:: Assignment ::
From the records below, state how many lines include the word "data", giving only that number.

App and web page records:
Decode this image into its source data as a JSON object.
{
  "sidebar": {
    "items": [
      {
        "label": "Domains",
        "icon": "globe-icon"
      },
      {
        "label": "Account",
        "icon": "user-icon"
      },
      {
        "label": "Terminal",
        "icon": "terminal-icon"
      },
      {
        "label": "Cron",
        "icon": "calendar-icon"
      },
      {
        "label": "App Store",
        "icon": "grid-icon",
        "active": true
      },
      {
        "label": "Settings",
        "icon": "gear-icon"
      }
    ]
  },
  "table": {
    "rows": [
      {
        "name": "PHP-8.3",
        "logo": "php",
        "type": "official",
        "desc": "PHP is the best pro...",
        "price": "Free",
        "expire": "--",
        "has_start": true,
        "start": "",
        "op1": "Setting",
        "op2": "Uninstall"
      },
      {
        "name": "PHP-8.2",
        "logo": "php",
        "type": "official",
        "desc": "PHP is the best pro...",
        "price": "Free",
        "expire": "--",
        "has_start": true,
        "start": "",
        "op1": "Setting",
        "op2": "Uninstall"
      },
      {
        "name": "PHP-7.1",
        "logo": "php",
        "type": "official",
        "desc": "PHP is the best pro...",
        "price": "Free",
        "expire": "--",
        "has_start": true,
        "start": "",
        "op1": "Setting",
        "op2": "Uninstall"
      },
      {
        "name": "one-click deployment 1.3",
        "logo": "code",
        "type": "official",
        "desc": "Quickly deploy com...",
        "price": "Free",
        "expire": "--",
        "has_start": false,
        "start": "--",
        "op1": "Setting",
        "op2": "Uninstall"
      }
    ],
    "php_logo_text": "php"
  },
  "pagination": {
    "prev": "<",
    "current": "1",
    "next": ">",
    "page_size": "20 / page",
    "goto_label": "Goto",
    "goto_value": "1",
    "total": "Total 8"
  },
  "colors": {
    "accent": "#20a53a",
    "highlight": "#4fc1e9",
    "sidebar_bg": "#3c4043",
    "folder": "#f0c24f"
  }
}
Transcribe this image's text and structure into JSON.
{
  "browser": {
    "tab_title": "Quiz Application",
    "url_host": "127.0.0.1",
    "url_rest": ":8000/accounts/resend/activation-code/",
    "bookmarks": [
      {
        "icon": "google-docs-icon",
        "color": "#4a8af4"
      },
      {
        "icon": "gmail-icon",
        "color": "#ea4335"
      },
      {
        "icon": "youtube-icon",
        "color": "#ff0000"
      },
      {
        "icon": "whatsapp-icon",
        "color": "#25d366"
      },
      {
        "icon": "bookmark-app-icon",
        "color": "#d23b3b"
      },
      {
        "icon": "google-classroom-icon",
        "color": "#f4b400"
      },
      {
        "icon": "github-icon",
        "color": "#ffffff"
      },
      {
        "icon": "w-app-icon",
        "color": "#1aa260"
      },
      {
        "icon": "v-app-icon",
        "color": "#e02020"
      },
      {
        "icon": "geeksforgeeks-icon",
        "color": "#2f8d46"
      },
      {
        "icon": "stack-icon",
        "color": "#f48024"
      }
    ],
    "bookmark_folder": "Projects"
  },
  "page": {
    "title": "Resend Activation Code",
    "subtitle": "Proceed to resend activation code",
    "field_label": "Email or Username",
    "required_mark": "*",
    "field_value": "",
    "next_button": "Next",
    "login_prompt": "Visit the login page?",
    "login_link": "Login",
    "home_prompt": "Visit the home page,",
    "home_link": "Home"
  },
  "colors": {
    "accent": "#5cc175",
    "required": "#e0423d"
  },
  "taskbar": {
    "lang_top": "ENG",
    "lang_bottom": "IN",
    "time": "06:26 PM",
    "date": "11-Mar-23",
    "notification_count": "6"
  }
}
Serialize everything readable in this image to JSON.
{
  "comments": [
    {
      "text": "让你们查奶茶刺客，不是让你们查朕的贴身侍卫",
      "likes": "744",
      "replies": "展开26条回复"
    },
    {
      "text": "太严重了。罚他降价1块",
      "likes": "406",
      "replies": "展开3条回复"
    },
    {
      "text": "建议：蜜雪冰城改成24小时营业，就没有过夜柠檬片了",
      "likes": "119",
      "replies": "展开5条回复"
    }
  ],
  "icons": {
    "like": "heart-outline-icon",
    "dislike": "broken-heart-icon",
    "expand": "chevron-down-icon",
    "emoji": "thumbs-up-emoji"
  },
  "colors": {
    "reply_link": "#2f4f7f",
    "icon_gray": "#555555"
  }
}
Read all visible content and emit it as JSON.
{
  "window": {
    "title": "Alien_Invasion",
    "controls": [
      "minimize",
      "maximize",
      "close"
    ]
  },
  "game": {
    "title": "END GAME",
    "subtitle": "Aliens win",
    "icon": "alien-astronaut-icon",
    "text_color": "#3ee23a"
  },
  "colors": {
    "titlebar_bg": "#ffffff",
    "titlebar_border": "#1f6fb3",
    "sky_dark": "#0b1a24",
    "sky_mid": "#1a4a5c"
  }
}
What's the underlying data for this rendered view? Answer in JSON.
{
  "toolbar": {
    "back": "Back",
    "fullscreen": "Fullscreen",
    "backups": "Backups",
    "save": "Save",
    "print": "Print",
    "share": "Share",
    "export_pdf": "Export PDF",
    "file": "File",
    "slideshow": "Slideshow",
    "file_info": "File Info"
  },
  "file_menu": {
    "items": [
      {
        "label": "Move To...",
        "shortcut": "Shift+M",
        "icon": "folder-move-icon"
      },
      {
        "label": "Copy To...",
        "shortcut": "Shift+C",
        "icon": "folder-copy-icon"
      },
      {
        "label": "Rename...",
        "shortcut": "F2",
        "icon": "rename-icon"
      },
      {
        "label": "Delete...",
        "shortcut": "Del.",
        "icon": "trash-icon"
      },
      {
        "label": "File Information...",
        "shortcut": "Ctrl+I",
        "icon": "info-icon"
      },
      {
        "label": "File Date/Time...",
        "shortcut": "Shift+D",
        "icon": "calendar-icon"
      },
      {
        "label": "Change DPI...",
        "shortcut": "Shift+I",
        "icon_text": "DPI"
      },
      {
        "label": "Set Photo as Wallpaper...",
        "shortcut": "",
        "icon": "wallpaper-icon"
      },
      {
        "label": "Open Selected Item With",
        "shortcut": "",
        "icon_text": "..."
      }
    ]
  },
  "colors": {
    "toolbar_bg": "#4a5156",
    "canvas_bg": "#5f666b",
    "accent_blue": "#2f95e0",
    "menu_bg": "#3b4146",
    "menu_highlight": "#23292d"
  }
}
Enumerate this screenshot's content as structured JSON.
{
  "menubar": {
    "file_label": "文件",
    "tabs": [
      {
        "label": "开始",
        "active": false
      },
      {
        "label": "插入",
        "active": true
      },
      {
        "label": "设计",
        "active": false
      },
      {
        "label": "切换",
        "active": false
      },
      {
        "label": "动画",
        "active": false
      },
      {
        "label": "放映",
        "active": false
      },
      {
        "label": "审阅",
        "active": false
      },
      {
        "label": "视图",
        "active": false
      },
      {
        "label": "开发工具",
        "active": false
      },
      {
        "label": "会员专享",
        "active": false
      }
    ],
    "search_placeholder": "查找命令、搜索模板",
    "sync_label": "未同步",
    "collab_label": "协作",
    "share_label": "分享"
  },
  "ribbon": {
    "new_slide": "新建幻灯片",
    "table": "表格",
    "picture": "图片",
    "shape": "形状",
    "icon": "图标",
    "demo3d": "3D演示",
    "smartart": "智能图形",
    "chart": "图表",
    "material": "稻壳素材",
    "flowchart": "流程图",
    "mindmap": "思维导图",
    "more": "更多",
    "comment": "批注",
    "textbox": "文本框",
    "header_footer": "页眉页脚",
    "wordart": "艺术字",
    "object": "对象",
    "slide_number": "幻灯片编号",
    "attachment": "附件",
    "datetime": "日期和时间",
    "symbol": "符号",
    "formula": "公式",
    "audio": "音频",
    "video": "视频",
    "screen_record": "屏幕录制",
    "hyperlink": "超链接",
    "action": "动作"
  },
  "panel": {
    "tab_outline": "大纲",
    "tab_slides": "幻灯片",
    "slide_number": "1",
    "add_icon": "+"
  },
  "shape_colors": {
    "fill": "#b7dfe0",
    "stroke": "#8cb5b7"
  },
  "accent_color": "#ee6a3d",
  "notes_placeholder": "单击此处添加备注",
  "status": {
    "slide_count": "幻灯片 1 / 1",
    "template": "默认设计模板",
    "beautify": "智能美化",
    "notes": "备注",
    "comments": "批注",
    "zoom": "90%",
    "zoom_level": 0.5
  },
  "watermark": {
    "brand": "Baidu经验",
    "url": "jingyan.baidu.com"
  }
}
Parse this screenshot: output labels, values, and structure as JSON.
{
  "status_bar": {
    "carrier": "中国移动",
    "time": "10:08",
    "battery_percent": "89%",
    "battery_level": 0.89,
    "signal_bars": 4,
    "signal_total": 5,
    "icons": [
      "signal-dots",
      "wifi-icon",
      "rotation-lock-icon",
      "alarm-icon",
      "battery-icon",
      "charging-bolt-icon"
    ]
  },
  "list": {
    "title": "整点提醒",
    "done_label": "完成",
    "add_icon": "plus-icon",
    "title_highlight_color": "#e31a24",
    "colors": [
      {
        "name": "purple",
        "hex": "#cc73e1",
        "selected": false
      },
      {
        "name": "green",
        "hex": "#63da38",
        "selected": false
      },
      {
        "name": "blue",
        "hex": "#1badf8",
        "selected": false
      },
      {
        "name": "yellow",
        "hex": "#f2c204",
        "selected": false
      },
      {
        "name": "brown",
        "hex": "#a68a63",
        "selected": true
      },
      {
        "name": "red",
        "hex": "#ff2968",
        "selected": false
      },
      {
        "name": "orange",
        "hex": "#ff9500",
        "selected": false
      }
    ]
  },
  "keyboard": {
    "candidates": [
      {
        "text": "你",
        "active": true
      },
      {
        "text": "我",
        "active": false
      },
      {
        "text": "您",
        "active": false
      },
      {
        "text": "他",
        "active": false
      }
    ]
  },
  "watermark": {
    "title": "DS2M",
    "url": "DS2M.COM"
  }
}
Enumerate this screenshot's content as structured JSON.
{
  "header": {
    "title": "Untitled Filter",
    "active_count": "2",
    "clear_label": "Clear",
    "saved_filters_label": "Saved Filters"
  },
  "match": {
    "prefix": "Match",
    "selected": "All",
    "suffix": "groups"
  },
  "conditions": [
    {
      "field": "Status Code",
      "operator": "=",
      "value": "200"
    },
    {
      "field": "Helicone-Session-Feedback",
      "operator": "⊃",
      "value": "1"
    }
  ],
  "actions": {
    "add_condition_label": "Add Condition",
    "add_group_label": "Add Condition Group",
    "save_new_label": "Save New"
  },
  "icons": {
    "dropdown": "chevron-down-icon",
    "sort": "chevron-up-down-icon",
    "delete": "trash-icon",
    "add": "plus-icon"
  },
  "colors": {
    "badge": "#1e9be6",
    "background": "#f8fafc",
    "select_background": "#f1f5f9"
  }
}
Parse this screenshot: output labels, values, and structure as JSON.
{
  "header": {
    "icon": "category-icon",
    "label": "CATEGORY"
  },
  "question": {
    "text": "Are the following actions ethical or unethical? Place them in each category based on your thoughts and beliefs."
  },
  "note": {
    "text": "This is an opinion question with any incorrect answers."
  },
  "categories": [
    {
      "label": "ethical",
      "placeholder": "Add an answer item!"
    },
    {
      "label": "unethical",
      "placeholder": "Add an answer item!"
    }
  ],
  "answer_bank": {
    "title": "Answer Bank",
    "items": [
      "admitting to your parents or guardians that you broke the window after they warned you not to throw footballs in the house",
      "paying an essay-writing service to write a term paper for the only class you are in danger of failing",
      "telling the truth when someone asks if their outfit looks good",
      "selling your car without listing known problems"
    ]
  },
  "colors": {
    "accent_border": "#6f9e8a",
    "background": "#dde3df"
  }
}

:: Response box ::
2